The plaintiff, Schuchman/Samberg Investments (“SSI”), owns an environmentally contaminated piece of property on the southeast side of Indianapolis (the “Site”) that it purchased in early 1998. In November 2009, SSI brought several claims, including those pursuant to the ELA and PRS, against four former owners and/or operators of the Site. Three of the four defendants moved for partial summary judgment on SSI’s ELA and PRS claims.
With respect to the ELA claim, the trial court held that the six-year statute of limitations applied, reasoning that SSI’s claim was one for real property damage rather than contribution. The trial court then held that the statute of limitations was triggered at the earliest in 1994 when SSI’s predecessor-in-interest received a Corrective Action Plan indicating that the Site was contaminated and at the latest in 1998 when SSI received a July 1998 Phase I listing a recognized environmental condition. Because SSI did not bring its ELA claim for 11 years after it knew or reasonably should have known the Site was contaminated, the trial court granted summary judgment for the defendants.
The Court of Appeals affirmed the application of the six-year statute of limitations, holding that because SSI sought recovery of costs incurred to remediate its own property, “[n]o amount of careful wording or clever analysis can transform what is so plainly a claim for damage to real property into one for contribution.” The Court of Appeals also affirmed the trial court’s determination that SSI knew or reasonably should have known that the Site was contaminated in July 1998. In holding July 1998 as the latest trigger date, the court focused on SSI’s excavation of two-feet of soil prior to purchasing the Site, SSI’s statement that the soil then “looked clean” after that excavation without performing any testing and SSI’s receipt of a July 1998 Phase I indicating that the Site’s historical use as a bulk oil storage facility was a recognized environmental condition.
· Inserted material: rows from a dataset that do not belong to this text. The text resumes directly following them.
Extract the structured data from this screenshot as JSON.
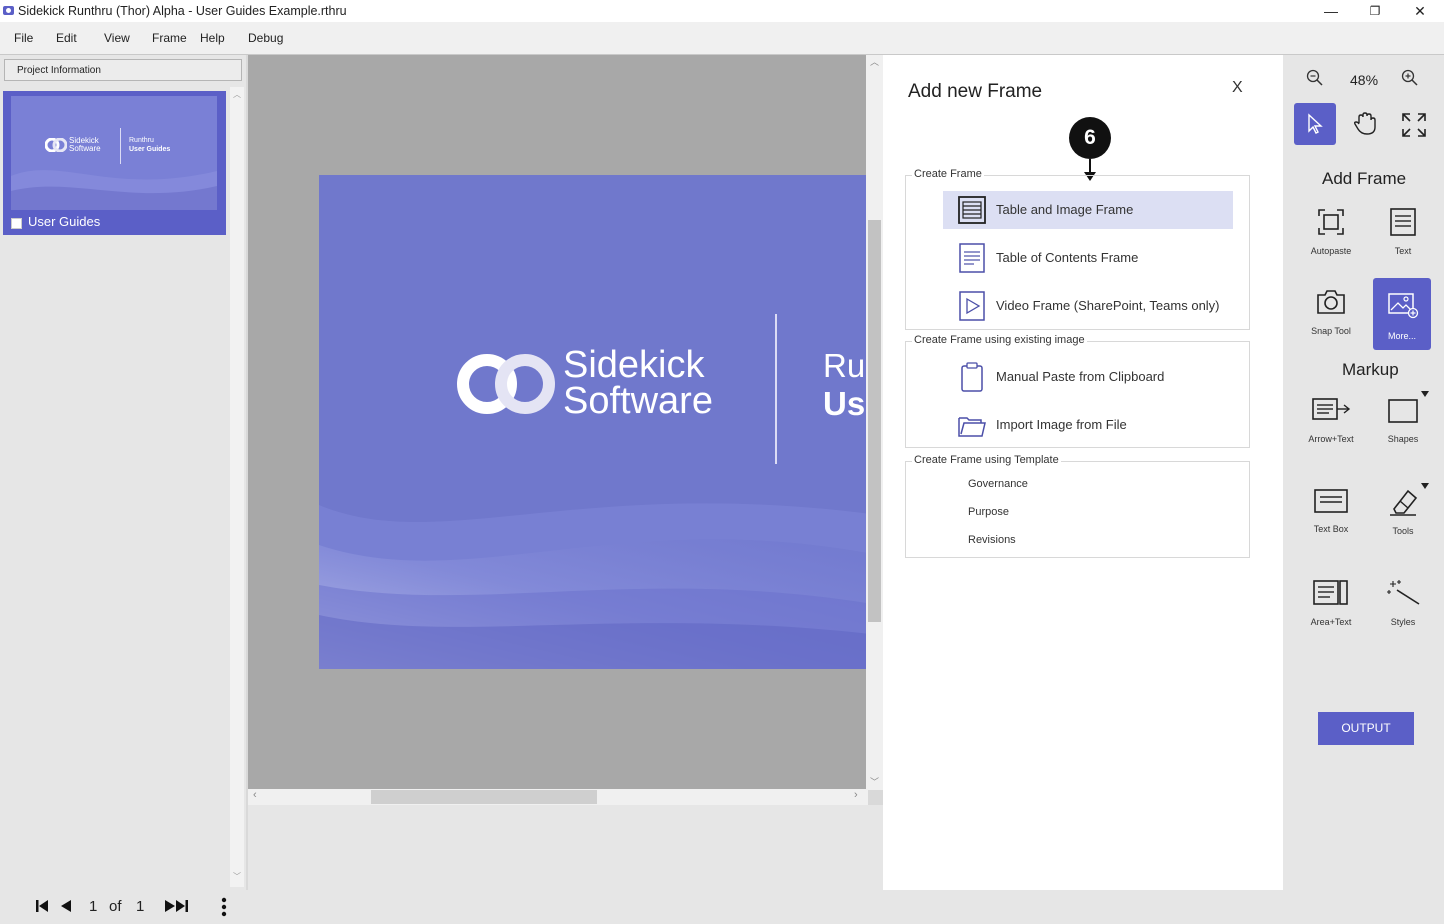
{
  "window": {
    "title": "Sidekick Runthru (Thor) Alpha - User Guides Example.rthru",
    "minimize": "—",
    "restore": "❐",
    "close": "✕"
  },
  "menu": [
    "File",
    "Edit",
    "View",
    "Frame",
    "Help",
    "Debug"
  ],
  "left_panel": {
    "project_info": "Project Information",
    "thumbnail": {
      "caption": "User Guides",
      "logo_line1": "Sidekick",
      "logo_line2": "Software",
      "right_line1": "Runthru",
      "right_line2": "User Guides"
    }
  },
  "slide": {
    "logo_line1": "Sidekick",
    "logo_line2": "Software",
    "right_line1": "Ru",
    "right_line2": "Us"
  },
  "dialog": {
    "title": "Add new Frame",
    "close": "X",
    "callout": "6",
    "create_frame": {
      "label": "Create Frame",
      "options": [
        {
          "label": "Table and Image Frame",
          "icon": "table-image-icon",
          "selected": true
        },
        {
          "label": "Table of Contents Frame",
          "icon": "document-lines-icon",
          "selected": false
        },
        {
          "label": "Video Frame (SharePoint, Teams only)",
          "icon": "video-play-icon",
          "selected": false
        }
      ]
    },
    "existing_image": {
      "label": "Create Frame using existing image",
      "options": [
        {
          "label": "Manual Paste from Clipboard",
          "icon": "clipboard-icon"
        },
        {
          "label": "Import Image from File",
          "icon": "folder-open-icon"
        }
      ]
    },
    "template": {
      "label": "Create Frame using Template",
      "items": [
        "Governance",
        "Purpose",
        "Revisions"
      ]
    }
  },
  "right_toolbar": {
    "zoom": "48%",
    "add_frame_title": "Add Frame",
    "add_frame_tools": [
      {
        "label": "Autopaste",
        "icon": "autopaste-icon"
      },
      {
        "label": "Text",
        "icon": "text-lines-icon"
      },
      {
        "label": "Snap Tool",
        "icon": "camera-icon"
      },
      {
        "label": "More...",
        "icon": "image-add-icon"
      }
    ],
    "markup_title": "Markup",
    "markup_tools": [
      {
        "label": "Arrow+Text",
        "icon": "arrow-text-icon"
      },
      {
        "label": "Shapes",
        "icon": "rectangle-icon"
      },
      {
        "label": "Text Box",
        "icon": "text-box-icon"
      },
      {
        "label": "Tools",
        "icon": "eraser-icon"
      },
      {
        "label": "Area+Text",
        "icon": "area-text-icon"
      },
      {
        "label": "Styles",
        "icon": "magic-wand-icon"
      }
    ],
    "output": "OUTPUT"
  },
  "pager": {
    "current": "1",
    "of": "of",
    "total": "1"
  },
  "colors": {
    "accent": "#5b5fc7",
    "slide_bg": "#7078cc",
    "selected_row": "#dcdff3"
  }
}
The court held that by July 1998 at the latest, and under the reasonable person standard, “SSI had knowledge sufficient to trigger its duty to inquire further in order to determine whether a legal wrong had occurred.” As a result, SSI’s ELA claim, which was brought 11 years later, was time-barred.
Notably, in 2011, the General Assembly enacted Indiana Code § 34-11-2-11.5, which provides that a person bringing an ELA claim may recover “costs incurred not more than ten (10) years before the date the action is brought.” The court of Appeals stated, however, that this provision “says nothing of the time frame within which an ELA claim must be brought or the events that trigger the running of that period” and, instead, “imposes a limitation on the types of damages recoverable in an ELA claim in the form of a ten-year look-back period.” The court has seemingly left the door open for a determination of whether the six-year statute of limitations would work in conjunction with the ten-year look-back. As a result, plaintiffs and defendants in an ELA action should be mindful of both when pursuing or defending against those claims.
With respect to the PRS claim, the trial court held that the circumstances of this case did not provide SSI with a private right of recovery for its costs incurred in remediating contamination arising from a release of petroleum and, therefore, granted summary judgment in favor of the defendants. The Court of Appeals affirmed, explaining that “the PRS extends a limited right of recovery to private parties” and “allows an owner, operator, or responsible party to recover from another responsible party where the State has incurred remediation costs … and passed those costs on to the owner, operator, or responsible party seeking recovery.” In this case, the state (i.e., IDEM) did not incur remedial costs pursuant to the PRS and, consequently, passed no costs on to SSI. Accordingly, the court held that, under the facts of this case, SSI did not have a private right of action pursuant to the PRS to recover costs from the defendants.
The court’s analysis of the PRS is helpful because it is the first published Indiana appellate court case to interpret the PRS and evaluate when a party may have a private right of action.